So you want to work for JPMorgan? It is, after all the top investment bank in the world on many measures according to this helpful chart from research firm Coalition.
However, getting a job at JPMorgan is even harder than getting a job at supermarket chain Aldi (where thousands of people queued for three hours at the weekend for just 40 jobs).
We've looked at three recent additions to JPMorgan's investment bank in London according to the Financial Conduct Authority's (FCA's) Register. Some of them joined in late 2013, but have only just been registered by the bank. Others joined more recently. This is what they inform you about your chances of infiltrating Jamie Dimon's behemoth.
Who? An Italian by birth, Barracchia studied philosophy (unusually) at Milan university. He started his career in PR consulting rather than banking, working with clients such as Yahoo. From there, he got a job at Intermonte SIM Spa, an Italian brokerage. Two and a half years later he joined Oppenheimer, where he spent two and a half years before jumping to JPM.
What you can learn from Barracchia: Barracchia demonstrates the classic leapfrogging-up-the-ladder technique of getting into a big U.S. bank: start small at an unheard of institution, change jobs to a more prestigious firm every 2.5 years or so...
Who? Holden graduated in economics from the UK's Warwick University in August 2013. A top student, Holden did everything right. He got four A stars and one A at A level, left Warwick with a first class degree, ranked in the top ten out of 300 students at the university and was named one of the 'ones to watch' by student talent-spotting agency Fresh Minds. He was a summer intern at JPM in 2012 and a 'campus ambassador' for the bank whilst still at university.
What you can learn from Holden: JPMorgan likes its recruits pristine.

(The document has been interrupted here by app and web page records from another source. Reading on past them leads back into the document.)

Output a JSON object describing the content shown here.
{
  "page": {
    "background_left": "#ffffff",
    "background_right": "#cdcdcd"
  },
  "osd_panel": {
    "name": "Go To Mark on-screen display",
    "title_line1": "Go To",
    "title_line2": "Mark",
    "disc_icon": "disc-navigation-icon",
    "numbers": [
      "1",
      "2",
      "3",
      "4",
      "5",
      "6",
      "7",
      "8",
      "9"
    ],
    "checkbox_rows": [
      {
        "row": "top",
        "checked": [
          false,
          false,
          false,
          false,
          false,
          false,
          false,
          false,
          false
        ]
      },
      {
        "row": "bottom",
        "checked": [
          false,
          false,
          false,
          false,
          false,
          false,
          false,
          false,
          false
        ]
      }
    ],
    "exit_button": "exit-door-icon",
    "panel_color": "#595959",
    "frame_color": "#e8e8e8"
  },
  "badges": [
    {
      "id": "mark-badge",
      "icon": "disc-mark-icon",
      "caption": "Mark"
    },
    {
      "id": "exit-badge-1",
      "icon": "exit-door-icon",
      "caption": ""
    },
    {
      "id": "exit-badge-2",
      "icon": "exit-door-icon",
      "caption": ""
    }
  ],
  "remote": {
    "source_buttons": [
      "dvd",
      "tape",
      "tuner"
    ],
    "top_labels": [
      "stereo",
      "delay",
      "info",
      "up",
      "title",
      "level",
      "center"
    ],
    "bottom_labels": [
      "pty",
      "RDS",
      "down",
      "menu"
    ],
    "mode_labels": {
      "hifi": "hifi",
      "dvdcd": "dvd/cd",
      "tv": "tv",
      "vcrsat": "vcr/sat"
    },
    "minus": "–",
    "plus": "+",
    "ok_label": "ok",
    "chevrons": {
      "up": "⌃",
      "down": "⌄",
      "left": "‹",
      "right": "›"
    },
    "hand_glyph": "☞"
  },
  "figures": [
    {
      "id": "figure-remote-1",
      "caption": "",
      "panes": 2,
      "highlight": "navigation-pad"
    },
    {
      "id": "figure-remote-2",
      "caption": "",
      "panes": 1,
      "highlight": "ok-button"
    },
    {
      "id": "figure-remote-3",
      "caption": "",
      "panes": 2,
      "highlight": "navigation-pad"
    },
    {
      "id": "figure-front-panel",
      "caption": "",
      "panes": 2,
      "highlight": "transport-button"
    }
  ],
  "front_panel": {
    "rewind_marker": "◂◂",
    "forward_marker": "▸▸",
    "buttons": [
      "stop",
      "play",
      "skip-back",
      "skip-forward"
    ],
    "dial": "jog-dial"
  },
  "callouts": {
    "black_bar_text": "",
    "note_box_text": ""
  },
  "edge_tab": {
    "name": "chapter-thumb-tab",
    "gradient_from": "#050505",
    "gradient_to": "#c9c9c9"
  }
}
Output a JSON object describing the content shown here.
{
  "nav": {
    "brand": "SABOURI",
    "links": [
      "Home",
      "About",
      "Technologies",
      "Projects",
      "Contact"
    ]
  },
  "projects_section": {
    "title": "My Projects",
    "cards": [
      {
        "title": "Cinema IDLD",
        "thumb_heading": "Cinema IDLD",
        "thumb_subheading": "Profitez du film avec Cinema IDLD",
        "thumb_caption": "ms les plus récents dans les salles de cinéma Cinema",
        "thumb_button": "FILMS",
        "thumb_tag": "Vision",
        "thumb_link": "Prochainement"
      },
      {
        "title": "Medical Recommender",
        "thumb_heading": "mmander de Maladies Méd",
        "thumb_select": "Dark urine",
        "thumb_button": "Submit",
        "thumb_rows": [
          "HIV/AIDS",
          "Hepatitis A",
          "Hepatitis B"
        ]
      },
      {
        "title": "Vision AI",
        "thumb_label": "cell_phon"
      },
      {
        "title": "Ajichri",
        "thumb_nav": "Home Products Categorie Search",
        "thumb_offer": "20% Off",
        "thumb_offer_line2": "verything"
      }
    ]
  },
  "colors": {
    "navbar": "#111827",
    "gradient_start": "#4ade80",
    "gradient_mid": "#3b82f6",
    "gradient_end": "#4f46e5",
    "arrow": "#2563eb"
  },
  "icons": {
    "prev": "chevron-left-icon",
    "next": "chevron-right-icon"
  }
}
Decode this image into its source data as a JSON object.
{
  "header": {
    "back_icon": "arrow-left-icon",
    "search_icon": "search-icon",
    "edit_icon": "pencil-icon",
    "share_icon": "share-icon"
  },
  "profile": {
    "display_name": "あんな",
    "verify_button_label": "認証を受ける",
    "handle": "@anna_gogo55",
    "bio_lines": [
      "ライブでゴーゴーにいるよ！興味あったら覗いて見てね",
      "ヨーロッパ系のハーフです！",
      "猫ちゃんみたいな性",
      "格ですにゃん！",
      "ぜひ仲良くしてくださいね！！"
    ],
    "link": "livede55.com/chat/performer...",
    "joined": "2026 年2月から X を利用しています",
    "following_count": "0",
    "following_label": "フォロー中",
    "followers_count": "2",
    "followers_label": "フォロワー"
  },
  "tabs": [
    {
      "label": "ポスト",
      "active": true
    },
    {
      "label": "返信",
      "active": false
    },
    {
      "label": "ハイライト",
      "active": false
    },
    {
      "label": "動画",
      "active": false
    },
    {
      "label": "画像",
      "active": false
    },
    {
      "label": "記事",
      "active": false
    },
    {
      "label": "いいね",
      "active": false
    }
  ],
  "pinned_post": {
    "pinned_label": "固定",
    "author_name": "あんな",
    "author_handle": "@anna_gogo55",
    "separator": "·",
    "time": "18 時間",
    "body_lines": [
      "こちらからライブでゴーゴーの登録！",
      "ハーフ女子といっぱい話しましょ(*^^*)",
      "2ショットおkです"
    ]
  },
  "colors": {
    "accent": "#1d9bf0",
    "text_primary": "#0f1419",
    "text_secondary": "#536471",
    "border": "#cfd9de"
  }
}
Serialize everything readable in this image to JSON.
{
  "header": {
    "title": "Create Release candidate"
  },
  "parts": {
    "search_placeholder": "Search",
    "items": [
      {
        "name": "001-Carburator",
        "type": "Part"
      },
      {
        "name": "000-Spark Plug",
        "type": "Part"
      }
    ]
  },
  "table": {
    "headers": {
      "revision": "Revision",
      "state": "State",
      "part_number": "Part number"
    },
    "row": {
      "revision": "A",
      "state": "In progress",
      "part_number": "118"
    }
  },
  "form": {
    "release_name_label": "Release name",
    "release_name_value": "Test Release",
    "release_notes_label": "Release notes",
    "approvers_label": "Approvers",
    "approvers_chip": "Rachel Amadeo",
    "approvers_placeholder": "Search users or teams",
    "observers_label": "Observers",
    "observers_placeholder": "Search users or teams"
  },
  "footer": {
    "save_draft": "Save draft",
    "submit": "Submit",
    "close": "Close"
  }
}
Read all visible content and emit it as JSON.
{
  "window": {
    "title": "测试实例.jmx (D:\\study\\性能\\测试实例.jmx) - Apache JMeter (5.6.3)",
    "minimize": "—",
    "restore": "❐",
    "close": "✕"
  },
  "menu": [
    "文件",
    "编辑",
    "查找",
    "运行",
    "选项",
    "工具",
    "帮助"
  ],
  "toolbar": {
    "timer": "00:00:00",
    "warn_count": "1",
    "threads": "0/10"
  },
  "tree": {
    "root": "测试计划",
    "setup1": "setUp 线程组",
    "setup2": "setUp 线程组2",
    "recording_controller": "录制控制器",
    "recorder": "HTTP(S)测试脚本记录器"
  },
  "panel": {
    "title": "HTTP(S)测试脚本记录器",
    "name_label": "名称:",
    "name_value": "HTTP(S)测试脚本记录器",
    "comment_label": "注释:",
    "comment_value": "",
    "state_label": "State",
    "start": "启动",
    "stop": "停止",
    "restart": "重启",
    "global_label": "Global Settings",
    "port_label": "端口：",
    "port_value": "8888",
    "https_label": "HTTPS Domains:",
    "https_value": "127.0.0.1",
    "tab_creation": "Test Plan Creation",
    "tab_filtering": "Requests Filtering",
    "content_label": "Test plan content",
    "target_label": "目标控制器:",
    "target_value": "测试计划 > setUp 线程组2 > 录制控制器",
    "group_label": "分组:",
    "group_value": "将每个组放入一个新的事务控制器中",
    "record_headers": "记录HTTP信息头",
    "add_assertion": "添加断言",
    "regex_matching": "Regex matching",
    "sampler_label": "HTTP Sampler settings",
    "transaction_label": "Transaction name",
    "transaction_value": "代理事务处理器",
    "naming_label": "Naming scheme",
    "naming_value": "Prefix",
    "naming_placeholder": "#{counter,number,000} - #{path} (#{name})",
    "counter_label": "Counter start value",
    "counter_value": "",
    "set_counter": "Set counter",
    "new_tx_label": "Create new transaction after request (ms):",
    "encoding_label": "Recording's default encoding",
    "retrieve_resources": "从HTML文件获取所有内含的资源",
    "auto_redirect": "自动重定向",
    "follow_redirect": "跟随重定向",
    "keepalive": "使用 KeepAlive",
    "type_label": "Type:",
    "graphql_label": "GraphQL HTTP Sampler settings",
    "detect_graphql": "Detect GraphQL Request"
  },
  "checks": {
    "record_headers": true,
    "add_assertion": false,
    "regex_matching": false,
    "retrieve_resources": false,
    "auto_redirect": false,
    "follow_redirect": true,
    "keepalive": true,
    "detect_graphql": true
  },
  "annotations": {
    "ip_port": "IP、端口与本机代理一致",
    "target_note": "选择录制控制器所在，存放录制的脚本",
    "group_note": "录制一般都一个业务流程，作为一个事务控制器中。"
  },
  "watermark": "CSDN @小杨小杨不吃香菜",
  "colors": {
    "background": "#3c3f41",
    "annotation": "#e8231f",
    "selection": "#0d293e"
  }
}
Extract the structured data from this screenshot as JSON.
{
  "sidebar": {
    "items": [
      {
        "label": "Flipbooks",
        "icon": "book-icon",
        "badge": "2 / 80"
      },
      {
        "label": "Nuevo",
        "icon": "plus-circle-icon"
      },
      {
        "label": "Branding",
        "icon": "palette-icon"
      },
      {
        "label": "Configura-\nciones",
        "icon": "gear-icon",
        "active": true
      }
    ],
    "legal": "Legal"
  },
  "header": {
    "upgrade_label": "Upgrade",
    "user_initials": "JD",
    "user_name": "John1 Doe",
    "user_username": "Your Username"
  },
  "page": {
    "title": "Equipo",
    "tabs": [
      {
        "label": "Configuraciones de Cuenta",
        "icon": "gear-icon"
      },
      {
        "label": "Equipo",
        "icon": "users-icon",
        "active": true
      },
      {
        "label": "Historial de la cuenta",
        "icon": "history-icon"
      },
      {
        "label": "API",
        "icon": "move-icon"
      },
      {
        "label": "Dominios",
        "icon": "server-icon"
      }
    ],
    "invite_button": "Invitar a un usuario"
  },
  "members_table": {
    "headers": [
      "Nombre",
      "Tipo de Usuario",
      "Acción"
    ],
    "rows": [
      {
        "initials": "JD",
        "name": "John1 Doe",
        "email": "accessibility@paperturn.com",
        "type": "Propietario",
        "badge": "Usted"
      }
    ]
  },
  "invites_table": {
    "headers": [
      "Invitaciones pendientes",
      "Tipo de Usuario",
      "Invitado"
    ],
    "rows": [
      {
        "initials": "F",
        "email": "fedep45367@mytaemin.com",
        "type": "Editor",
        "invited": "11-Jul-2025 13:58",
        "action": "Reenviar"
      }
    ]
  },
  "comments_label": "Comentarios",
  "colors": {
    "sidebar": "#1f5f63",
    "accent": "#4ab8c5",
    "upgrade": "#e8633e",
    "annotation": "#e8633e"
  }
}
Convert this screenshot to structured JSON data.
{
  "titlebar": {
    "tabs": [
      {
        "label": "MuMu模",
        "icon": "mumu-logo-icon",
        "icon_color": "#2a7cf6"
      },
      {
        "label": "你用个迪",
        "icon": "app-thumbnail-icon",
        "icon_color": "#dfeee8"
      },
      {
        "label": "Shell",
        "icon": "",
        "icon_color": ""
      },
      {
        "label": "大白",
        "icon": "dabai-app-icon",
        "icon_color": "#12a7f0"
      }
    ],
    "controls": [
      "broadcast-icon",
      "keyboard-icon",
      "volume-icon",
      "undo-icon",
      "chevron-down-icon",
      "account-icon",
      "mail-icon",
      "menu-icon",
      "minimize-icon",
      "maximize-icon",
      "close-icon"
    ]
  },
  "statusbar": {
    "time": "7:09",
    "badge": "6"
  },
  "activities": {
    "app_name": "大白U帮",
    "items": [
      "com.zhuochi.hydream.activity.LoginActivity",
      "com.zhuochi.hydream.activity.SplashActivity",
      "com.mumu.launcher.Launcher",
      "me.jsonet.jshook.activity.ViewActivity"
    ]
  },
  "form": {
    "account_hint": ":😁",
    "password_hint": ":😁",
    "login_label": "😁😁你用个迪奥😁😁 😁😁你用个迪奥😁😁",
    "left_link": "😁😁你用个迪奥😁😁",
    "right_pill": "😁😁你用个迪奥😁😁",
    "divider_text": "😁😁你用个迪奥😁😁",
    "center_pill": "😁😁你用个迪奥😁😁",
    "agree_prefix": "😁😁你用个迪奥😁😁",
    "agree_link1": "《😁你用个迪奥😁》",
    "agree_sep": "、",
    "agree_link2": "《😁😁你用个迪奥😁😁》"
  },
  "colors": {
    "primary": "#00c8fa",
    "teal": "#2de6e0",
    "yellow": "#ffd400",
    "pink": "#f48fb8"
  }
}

It's worth noting, however, that despite Holden's immaculate CV, he hasn't joined the US bank in a front office sales, trading or advisory job, but is working in risk. Don't assume that risk jobs at JPMorgan are easy to get, therefore.
Who? Chinese-born Liu attended Tsinghua University in Beijing and studied mechanics and information systems. From there, he went to Carnegie Mellon University in the U.S., where a masters in finance led to a prop trading role at Citi in New York. After two years and six months at Citi, he went to Morgan Stanley. And after one year at Morgan Stanley in New York, he joined JPMorgan in London - achieving a promotion from associate to vice president in the process.
What you can learn from Liu: JPMorgan will hire you in London if you're not an EU citizen and don't automatically have a right to work in the UK. Jumping from job to job early in your banking career will not necessarily kill your chances of getting into a top bank. And it is still possibly to achieve a promotion from associate to VP by changing jobs.